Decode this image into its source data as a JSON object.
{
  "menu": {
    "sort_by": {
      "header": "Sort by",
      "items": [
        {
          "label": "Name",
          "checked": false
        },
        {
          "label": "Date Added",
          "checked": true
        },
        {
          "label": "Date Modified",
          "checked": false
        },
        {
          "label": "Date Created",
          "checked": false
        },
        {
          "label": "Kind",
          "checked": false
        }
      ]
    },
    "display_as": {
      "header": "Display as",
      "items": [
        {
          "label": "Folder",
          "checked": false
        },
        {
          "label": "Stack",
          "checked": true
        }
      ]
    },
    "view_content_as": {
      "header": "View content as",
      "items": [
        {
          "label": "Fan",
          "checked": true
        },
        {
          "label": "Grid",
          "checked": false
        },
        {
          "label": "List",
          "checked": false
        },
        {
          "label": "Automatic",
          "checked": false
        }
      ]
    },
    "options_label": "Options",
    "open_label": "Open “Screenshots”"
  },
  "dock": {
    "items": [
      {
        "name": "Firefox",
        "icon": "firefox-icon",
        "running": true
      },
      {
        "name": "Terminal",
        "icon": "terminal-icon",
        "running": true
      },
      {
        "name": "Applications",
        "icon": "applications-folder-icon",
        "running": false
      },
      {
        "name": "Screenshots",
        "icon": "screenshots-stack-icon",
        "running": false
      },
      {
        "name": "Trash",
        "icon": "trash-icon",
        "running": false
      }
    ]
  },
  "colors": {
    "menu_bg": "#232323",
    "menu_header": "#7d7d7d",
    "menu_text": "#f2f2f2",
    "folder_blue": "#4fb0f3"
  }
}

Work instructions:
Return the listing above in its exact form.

Result:
Decode this image into its source data as a JSON object.
{
  "menu": {
    "sort_by": {
      "header": "Sort by",
      "items": [
        {
          "label": "Name",
          "checked": false
        },
        {
          "label": "Date Added",
          "checked": true
        },
        {
          "label": "Date Modified",
          "checked": false
        },
        {
          "label": "Date Created",
          "checked": false
        },
        {
          "label": "Kind",
          "checked": false
        }
      ]
    },
    "display_as": {
      "header": "Display as",
      "items": [
        {
          "label": "Folder",
          "checked": false
        },
        {
          "label": "Stack",
          "checked": true
        }
      ]
    },
    "view_content_as": {
      "header": "View content as",
      "items": [
        {
          "label": "Fan",
          "checked": true
        },
        {
          "label": "Grid",
          "checked": false
        },
        {
          "label": "List",
          "checked": false
        },
        {
          "label": "Automatic",
          "checked": false
        }
      ]
    },
    "options_label": "Options",
    "open_label": "Open “Screenshots”"
  },
  "dock": {
    "items": [
      {
        "name": "Firefox",
        "icon": "firefox-icon",
        "running": true
      },
      {
        "name": "Terminal",
        "icon": "terminal-icon",
        "running": true
      },
      {
        "name": "Applications",
        "icon": "applications-folder-icon",
        "running": false
      },
      {
        "name": "Screenshots",
        "icon": "screenshots-stack-icon",
        "running": false
      },
      {
        "name": "Trash",
        "icon": "trash-icon",
        "running": false
      }
    ]
  },
  "colors": {
    "menu_bg": "#232323",
    "menu_header": "#7d7d7d",
    "menu_text": "#f2f2f2",
    "folder_blue": "#4fb0f3"
  }
}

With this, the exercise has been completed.